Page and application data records

*** Begin section ***

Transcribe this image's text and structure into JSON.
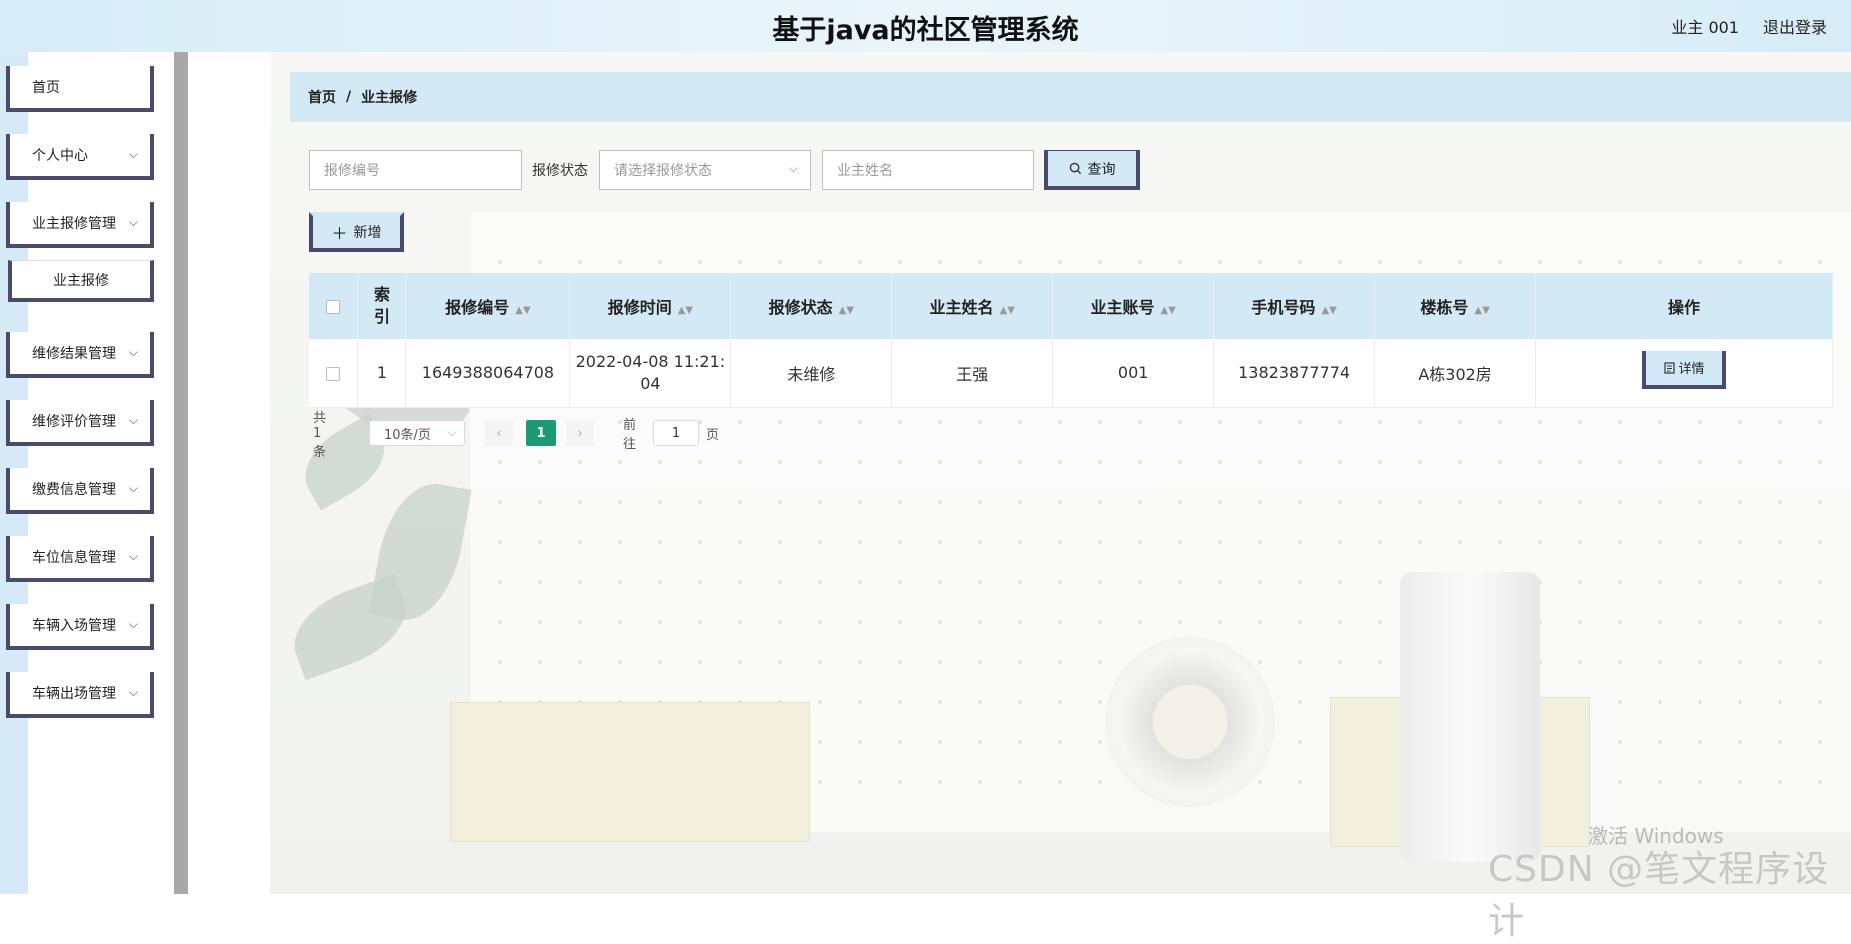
{
  "header": {
    "title": "基于java的社区管理系统",
    "user": "业主 001",
    "logout": "退出登录"
  },
  "sidebar": {
    "items": [
      {
        "label": "首页",
        "has_chevron": false
      },
      {
        "label": "个人中心",
        "has_chevron": true
      },
      {
        "label": "业主报修管理",
        "has_chevron": true
      },
      {
        "label": "维修结果管理",
        "has_chevron": true
      },
      {
        "label": "维修评价管理",
        "has_chevron": true
      },
      {
        "label": "缴费信息管理",
        "has_chevron": true
      },
      {
        "label": "车位信息管理",
        "has_chevron": true
      },
      {
        "label": "车辆入场管理",
        "has_chevron": true
      },
      {
        "label": "车辆出场管理",
        "has_chevron": true
      }
    ],
    "submenu": {
      "label": "业主报修"
    }
  },
  "breadcrumb": {
    "home": "首页",
    "separator": "/",
    "current": "业主报修"
  },
  "search": {
    "repair_no_placeholder": "报修编号",
    "status_label": "报修状态",
    "status_placeholder": "请选择报修状态",
    "owner_name_placeholder": "业主姓名",
    "query_label": "查询"
  },
  "toolbar": {
    "add_label": "新增"
  },
  "table": {
    "headers": [
      "索引",
      "报修编号",
      "报修时间",
      "报修状态",
      "业主姓名",
      "业主账号",
      "手机号码",
      "楼栋号",
      "操作"
    ],
    "rows": [
      {
        "index": "1",
        "repair_no": "1649388064708",
        "repair_time_line1": "2022-04-08 11:21:",
        "repair_time_line2": "04",
        "status": "未维修",
        "owner_name": "王强",
        "owner_account": "001",
        "phone": "13823877774",
        "building": "A栋302房",
        "action": "详情"
      }
    ]
  },
  "pagination": {
    "total": "共 1 条",
    "page_size": "10条/页",
    "current_page": "1",
    "goto_label": "前往",
    "goto_value": "1",
    "page_suffix": "页"
  },
  "watermark": {
    "activate": "激活 Windows",
    "csdn": "CSDN @笔文程序设计"
  }
}
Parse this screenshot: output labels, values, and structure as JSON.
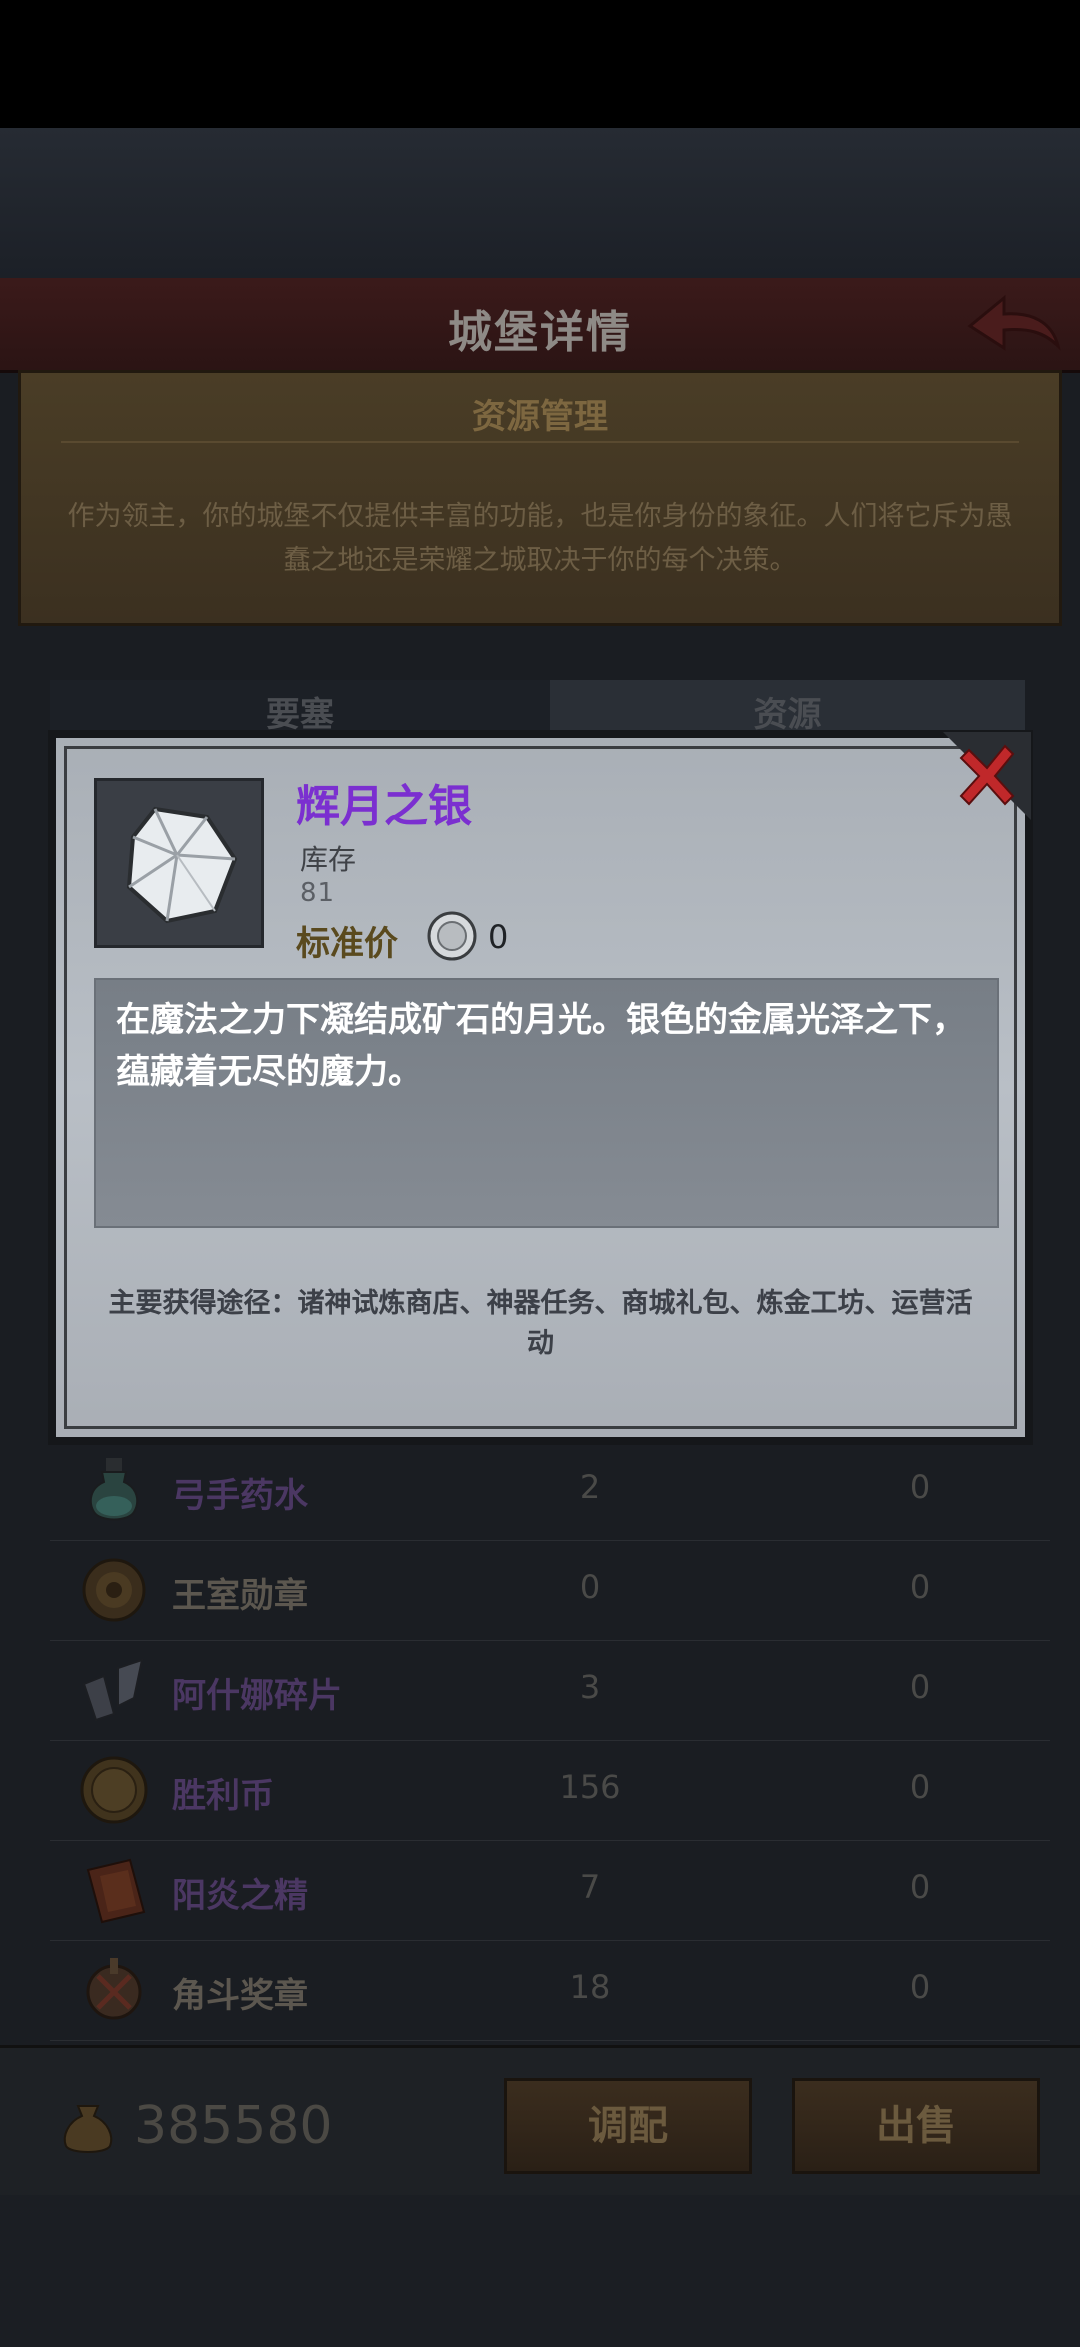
{
  "header": {
    "title": "城堡详情"
  },
  "info": {
    "title": "资源管理",
    "description": "作为领主，你的城堡不仅提供丰富的功能，也是你身份的象征。人们将它斥为愚蠢之地还是荣耀之城取决于你的每个决策。"
  },
  "tabs": [
    {
      "label": "要塞"
    },
    {
      "label": "资源"
    }
  ],
  "modal": {
    "item_name": "辉月之银",
    "stock_label": "库存",
    "stock_value": "81",
    "price_label": "标准价",
    "price_value": "0",
    "description": "在魔法之力下凝结成矿石的月光。银色的金属光泽之下，蕴藏着无尽的魔力。",
    "source": "主要获得途径：诸神试炼商店、神器任务、商城礼包、炼金工坊、运营活动"
  },
  "items": [
    {
      "name": "弓手药水",
      "qty": "2",
      "value": "0",
      "color": "purple",
      "icon": "potion-icon"
    },
    {
      "name": "王室勋章",
      "qty": "0",
      "value": "0",
      "color": "beige",
      "icon": "medal-icon"
    },
    {
      "name": "阿什娜碎片",
      "qty": "3",
      "value": "0",
      "color": "purple",
      "icon": "shard-icon"
    },
    {
      "name": "胜利币",
      "qty": "156",
      "value": "0",
      "color": "purple",
      "icon": "coin-icon"
    },
    {
      "name": "阳炎之精",
      "qty": "7",
      "value": "0",
      "color": "purple",
      "icon": "essence-icon"
    },
    {
      "name": "角斗奖章",
      "qty": "18",
      "value": "0",
      "color": "beige",
      "icon": "gladiator-badge-icon"
    }
  ],
  "footer": {
    "gold": "385580",
    "mix_label": "调配",
    "sell_label": "出售"
  }
}
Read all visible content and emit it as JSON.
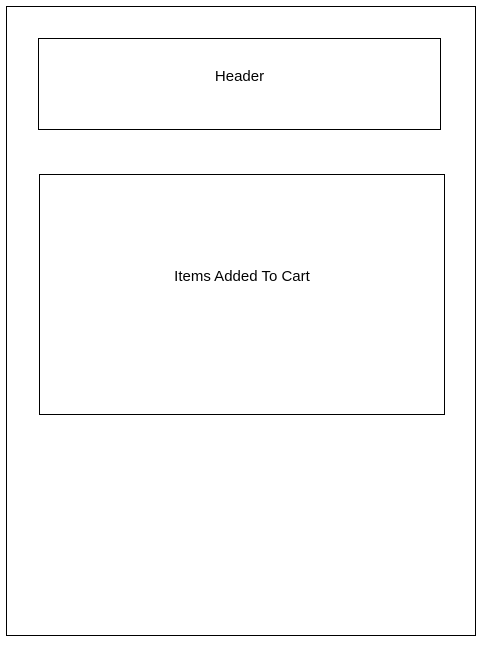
{
  "header": {
    "label": "Header"
  },
  "cart": {
    "label": "Items Added To Cart"
  },
  "colors": {
    "stroke": "#000000",
    "background": "#ffffff"
  }
}
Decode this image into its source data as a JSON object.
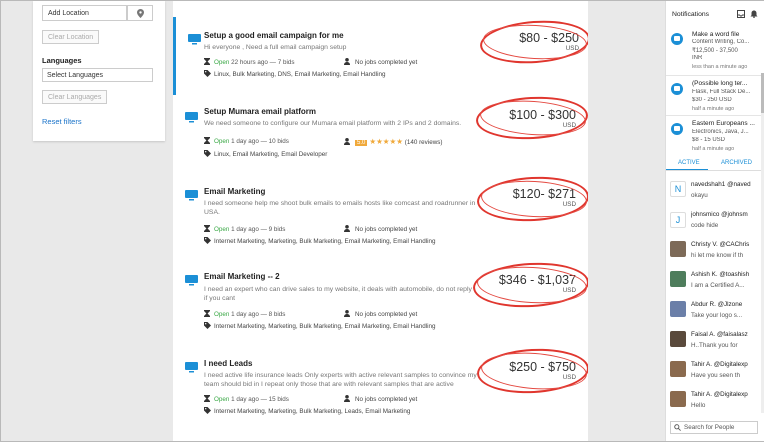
{
  "filters": {
    "location_placeholder": "Add Location",
    "clear_location": "Clear Location",
    "languages_label": "Languages",
    "languages_placeholder": "Select Languages",
    "clear_languages": "Clear Languages",
    "reset": "Reset filters"
  },
  "jobs": [
    {
      "title": "Setup a good email campaign for me",
      "desc": "Hi everyone , Need a full email campaign setup",
      "status": "Open",
      "meta": "22 hours ago  —  7 bids",
      "tags": "Linux, Bulk Marketing, DNS, Email Marketing, Email Handling",
      "jobs_completed": "No jobs completed yet",
      "price": "$80 - $250",
      "currency": "USD"
    },
    {
      "title": "Setup Mumara email platform",
      "desc": "We need someone to configure our Mumara email platform with 2 IPs and 2 domains.",
      "status": "Open",
      "meta": "1 day ago  —  10 bids",
      "tags": "Linux, Email Marketing, Email Developer",
      "rating": "5.0",
      "stars": "★★★★★",
      "reviews": "(140 reviews)",
      "price": "$100 - $300",
      "currency": "USD"
    },
    {
      "title": "Email Marketing",
      "desc": "I need someone help me shoot bulk emails to emails hosts like comcast and roadrunner in USA.",
      "status": "Open",
      "meta": "1 day ago  —  9 bids",
      "tags": "Internet Marketing, Marketing, Bulk Marketing, Email Marketing, Email Handling",
      "jobs_completed": "No jobs completed yet",
      "price": "$120- $271",
      "currency": "USD"
    },
    {
      "title": "Email Marketing -- 2",
      "desc": "I need an expert who can drive sales to my website, it deals with automobile, do not reply if you cant",
      "status": "Open",
      "meta": "1 day ago  —  8 bids",
      "tags": "Internet Marketing, Marketing, Bulk Marketing, Email Marketing, Email Handling",
      "jobs_completed": "No jobs completed yet",
      "price": "$346 - $1,037",
      "currency": "USD"
    },
    {
      "title": "I need Leads",
      "desc": "I need active life insurance leads Only experts with active relevant samples to convince my team should bid in I repeat only those that are with relevant samples that are active California",
      "status": "Open",
      "meta": "1 day ago  —  15 bids",
      "tags": "Internet Marketing, Marketing, Bulk Marketing, Leads, Email Marketing",
      "jobs_completed": "No jobs completed yet",
      "price": "$250 - $750",
      "currency": "USD"
    }
  ],
  "notifications": {
    "header": "Notifications",
    "items": [
      {
        "title": "Make a word file",
        "sub1": "Content Writing, Co...",
        "sub2": "₹12,500 - 37,500",
        "sub3": "INR",
        "time": "less than a minute ago"
      },
      {
        "title": "(Possible long ter...",
        "sub1": "Flask, Full Stack De...",
        "sub2": "$30 - 250 USD",
        "time": "half a minute ago"
      },
      {
        "title": "Eastern Europeans ...",
        "sub1": "Electronics, Java, J...",
        "sub2": "$8 - 15 USD",
        "time": "half a minute ago"
      }
    ],
    "tab_active": "ACTIVE",
    "tab_archived": "ARCHIVED",
    "people": [
      {
        "name": "navedshah1 @naved",
        "msg": "okayu",
        "initial": "N"
      },
      {
        "name": "johnsmico @johnsm",
        "msg": "code hide",
        "initial": "J"
      },
      {
        "name": "Christy V. @CAChris",
        "msg": "hi let me know if th"
      },
      {
        "name": "Ashish K. @toashish",
        "msg": "I am a Certified A..."
      },
      {
        "name": "Abdur R. @Jlzone",
        "msg": "Take your logo s..."
      },
      {
        "name": "Faisal A. @faisalasz",
        "msg": "H..Thank you for"
      },
      {
        "name": "Tahir A. @Digitalexp",
        "msg": "Have you seen th"
      },
      {
        "name": "Tahir A. @Digitalexp",
        "msg": "Hello"
      }
    ],
    "search_placeholder": "Search for People"
  }
}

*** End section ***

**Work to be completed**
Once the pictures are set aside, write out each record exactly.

**Output**
Transcribe this image's text and structure into JSON.
{
  "header": {
    "title": "基于java的社区管理系统",
    "user": "业主 001",
    "logout": "退出登录"
  },
  "sidebar": {
    "items": [
      {
        "label": "首页",
        "has_chevron": false
      },
      {
        "label": "个人中心",
        "has_chevron": true
      },
      {
        "label": "业主报修管理",
        "has_chevron": true
      },
      {
        "label": "维修结果管理",
        "has_chevron": true
      },
      {
        "label": "维修评价管理",
        "has_chevron": true
      },
      {
        "label": "缴费信息管理",
        "has_chevron": true
      },
      {
        "label": "车位信息管理",
        "has_chevron": true
      },
      {
        "label": "车辆入场管理",
        "has_chevron": true
      },
      {
        "label": "车辆出场管理",
        "has_chevron": true
      }
    ],
    "submenu": {
      "label": "业主报修"
    }
  },
  "breadcrumb": {
    "home": "首页",
    "separator": "/",
    "current": "业主报修"
  },
  "search": {
    "repair_no_placeholder": "报修编号",
    "status_label": "报修状态",
    "status_placeholder": "请选择报修状态",
    "owner_name_placeholder": "业主姓名",
    "query_label": "查询"
  },
  "toolbar": {
    "add_label": "新增"
  },
  "table": {
    "headers": [
      "索引",
      "报修编号",
      "报修时间",
      "报修状态",
      "业主姓名",
      "业主账号",
      "手机号码",
      "楼栋号",
      "操作"
    ],
    "rows": [
      {
        "index": "1",
        "repair_no": "1649388064708",
        "repair_time_line1": "2022-04-08 11:21:",
        "repair_time_line2": "04",
        "status": "未维修",
        "owner_name": "王强",
        "owner_account": "001",
        "phone": "13823877774",
        "building": "A栋302房",
        "action": "详情"
      }
    ]
  },
  "pagination": {
    "total": "共 1 条",
    "page_size": "10条/页",
    "current_page": "1",
    "goto_label": "前往",
    "goto_value": "1",
    "page_suffix": "页"
  },
  "watermark": {
    "activate": "激活 Windows",
    "csdn": "CSDN @笔文程序设计"
  }
}
Parse this screenshot: output labels, values, and structure as JSON.
{
  "header": {
    "title": "城堡详情"
  },
  "info": {
    "title": "资源管理",
    "description": "作为领主，你的城堡不仅提供丰富的功能，也是你身份的象征。人们将它斥为愚蠢之地还是荣耀之城取决于你的每个决策。"
  },
  "tabs": [
    {
      "label": "要塞"
    },
    {
      "label": "资源"
    }
  ],
  "modal": {
    "item_name": "辉月之银",
    "stock_label": "库存",
    "stock_value": "81",
    "price_label": "标准价",
    "price_value": "0",
    "description": "在魔法之力下凝结成矿石的月光。银色的金属光泽之下，蕴藏着无尽的魔力。",
    "source": "主要获得途径：诸神试炼商店、神器任务、商城礼包、炼金工坊、运营活动"
  },
  "items": [
    {
      "name": "弓手药水",
      "qty": "2",
      "value": "0",
      "color": "purple",
      "icon": "potion-icon"
    },
    {
      "name": "王室勋章",
      "qty": "0",
      "value": "0",
      "color": "beige",
      "icon": "medal-icon"
    },
    {
      "name": "阿什娜碎片",
      "qty": "3",
      "value": "0",
      "color": "purple",
      "icon": "shard-icon"
    },
    {
      "name": "胜利币",
      "qty": "156",
      "value": "0",
      "color": "purple",
      "icon": "coin-icon"
    },
    {
      "name": "阳炎之精",
      "qty": "7",
      "value": "0",
      "color": "purple",
      "icon": "essence-icon"
    },
    {
      "name": "角斗奖章",
      "qty": "18",
      "value": "0",
      "color": "beige",
      "icon": "gladiator-badge-icon"
    }
  ],
  "footer": {
    "gold": "385580",
    "mix_label": "调配",
    "sell_label": "出售"
  }
}
Read all visible content and emit it as JSON.
{
  "header": {
    "label": "Header"
  },
  "cart": {
    "label": "Items Added To Cart"
  },
  "colors": {
    "stroke": "#000000",
    "background": "#ffffff"
  }
}
Decode this image into its source data as a JSON object.
{
  "filters": {
    "location_placeholder": "Add Location",
    "clear_location": "Clear Location",
    "languages_label": "Languages",
    "languages_placeholder": "Select Languages",
    "clear_languages": "Clear Languages",
    "reset": "Reset filters"
  },
  "jobs": [
    {
      "title": "Setup a good email campaign for me",
      "desc": "Hi everyone , Need a full email campaign setup",
      "status": "Open",
      "meta": "22 hours ago  —  7 bids",
      "tags": "Linux, Bulk Marketing, DNS, Email Marketing, Email Handling",
      "jobs_completed": "No jobs completed yet",
      "price": "$80 - $250",
      "currency": "USD"
    },
    {
      "title": "Setup Mumara email platform",
      "desc": "We need someone to configure our Mumara email platform with 2 IPs and 2 domains.",
      "status": "Open",
      "meta": "1 day ago  —  10 bids",
      "tags": "Linux, Email Marketing, Email Developer",
      "rating": "5.0",
      "stars": "★★★★★",
      "reviews": "(140 reviews)",
      "price": "$100 - $300",
      "currency": "USD"
    },
    {
      "title": "Email Marketing",
      "desc": "I need someone help me shoot bulk emails to emails hosts like comcast and roadrunner in USA.",
      "status": "Open",
      "meta": "1 day ago  —  9 bids",
      "tags": "Internet Marketing, Marketing, Bulk Marketing, Email Marketing, Email Handling",
      "jobs_completed": "No jobs completed yet",
      "price": "$120- $271",
      "currency": "USD"
    },
    {
      "title": "Email Marketing -- 2",
      "desc": "I need an expert who can drive sales to my website, it deals with automobile, do not reply if you cant",
      "status": "Open",
      "meta": "1 day ago  —  8 bids",
      "tags": "Internet Marketing, Marketing, Bulk Marketing, Email Marketing, Email Handling",
      "jobs_completed": "No jobs completed yet",
      "price": "$346 - $1,037",
      "currency": "USD"
    },
    {
      "title": "I need Leads",
      "desc": "I need active life insurance leads Only experts with active relevant samples to convince my team should bid in I repeat only those that are with relevant samples that are active California",
      "status": "Open",
      "meta": "1 day ago  —  15 bids",
      "tags": "Internet Marketing, Marketing, Bulk Marketing, Leads, Email Marketing",
      "jobs_completed": "No jobs completed yet",
      "price": "$250 - $750",
      "currency": "USD"
    }
  ],
  "notifications": {
    "header": "Notifications",
    "items": [
      {
        "title": "Make a word file",
        "sub1": "Content Writing, Co...",
        "sub2": "₹12,500 - 37,500",
        "sub3": "INR",
        "time": "less than a minute ago"
      },
      {
        "title": "(Possible long ter...",
        "sub1": "Flask, Full Stack De...",
        "sub2": "$30 - 250 USD",
        "time": "half a minute ago"
      },
      {
        "title": "Eastern Europeans ...",
        "sub1": "Electronics, Java, J...",
        "sub2": "$8 - 15 USD",
        "time": "half a minute ago"
      }
    ],
    "tab_active": "ACTIVE",
    "tab_archived": "ARCHIVED",
    "people": [
      {
        "name": "navedshah1 @naved",
        "msg": "okayu",
        "initial": "N"
      },
      {
        "name": "johnsmico @johnsm",
        "msg": "code hide",
        "initial": "J"
      },
      {
        "name": "Christy V. @CAChris",
        "msg": "hi let me know if th"
      },
      {
        "name": "Ashish K. @toashish",
        "msg": "I am a Certified A..."
      },
      {
        "name": "Abdur R. @Jlzone",
        "msg": "Take your logo s..."
      },
      {
        "name": "Faisal A. @faisalasz",
        "msg": "H..Thank you for"
      },
      {
        "name": "Tahir A. @Digitalexp",
        "msg": "Have you seen th"
      },
      {
        "name": "Tahir A. @Digitalexp",
        "msg": "Hello"
      }
    ],
    "search_placeholder": "Search for People"
  }
}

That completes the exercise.